Respiratory Tract Infection During the Haj

Source: El-Sheikh SM, et al. Trop Med Int Health 1998;3:205-209.

The transmission of infectious agents during mass migration of peoples is of concern. El-Sheikh and associates assessed the frequency of bacterial and viral infection in travelers with respiratory-tract infection (RTI) participating in the 1991 and 1992 pilgrimage seasons in Makka, Saudi Arabia. A total of 761 throat swabs and 395 sputum specimens were cultured for bacteria; all throat swabs were also screened for seven common RTI-causing viruses by monoclonal assay.

The only significant bacterial pathogen isolated from throat swabs was Streptococcus pyogenes (1%), but viruses, of which influenza A and adenovirus were the most common, were detected in 19.5% of the specimens. Bacteria were isolated from 30% of sputum specimens. Haemophilus influenzae was the most frequent (10%) pathogen isolated in 1991, whereas Klebsiella pneumoniae was predominant (15.1%) in 1992. Streptococcus pneumoniae, Staphylococcus aureus, and S. pyogenes were each isolated with diminishing frequency.

One percent of specimens grew M. tuberculosis-not surprising considering a recent report that tuberculosis is the most frequent cause of pneumonia (20%) in travelers requiring hospitalization during the Haj (Alzeer A, et al. J Infect 1998;36:303-306).

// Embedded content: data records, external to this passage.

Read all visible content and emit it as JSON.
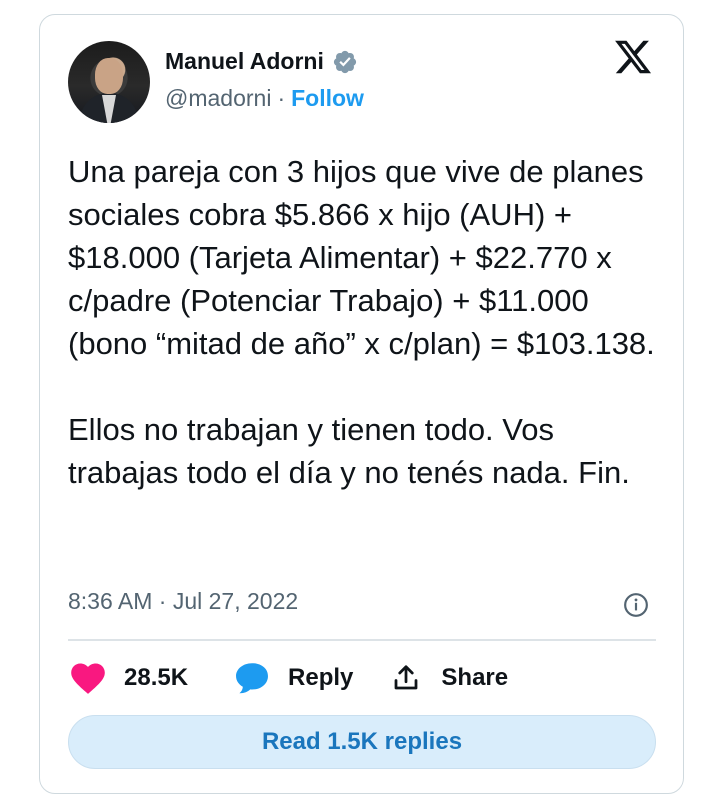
{
  "author": {
    "name": "Manuel Adorni",
    "handle": "@madorni",
    "separator": "·",
    "follow_label": "Follow",
    "verified_icon": "verified-badge-icon"
  },
  "brand": {
    "logo_icon": "x-logo-icon"
  },
  "tweet": {
    "paragraphs": [
      "Una pareja con 3 hijos que vive de planes sociales cobra $5.866 x hijo (AUH) + $18.000 (Tarjeta Alimentar) + $22.770 x c/padre (Potenciar Trabajo) + $11.000 (bono “mitad de año” x c/plan) = $103.138.",
      "Ellos no trabajan y tienen todo. Vos trabajas todo el día y no tenés nada. Fin."
    ],
    "timestamp": "8:36 AM · Jul 27, 2022"
  },
  "actions": {
    "likes_count": "28.5K",
    "reply_label": "Reply",
    "share_label": "Share",
    "read_replies_label": "Read 1.5K replies"
  },
  "colors": {
    "accent": "#1d9bf0",
    "like": "#f91880",
    "text": "#0f1419",
    "muted": "#536471",
    "verified": "#829aab"
  }
}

Pilgrimages represent an ideal venue for large outbreaks of infectious agents, such as influenza, as well as for the widespread transmission of other respiratory pathogens, especially TB. In addition to these, because of a high risk of meningococcal disease, this vaccine is now required for anyone entering Saudi Arabia during the Haj.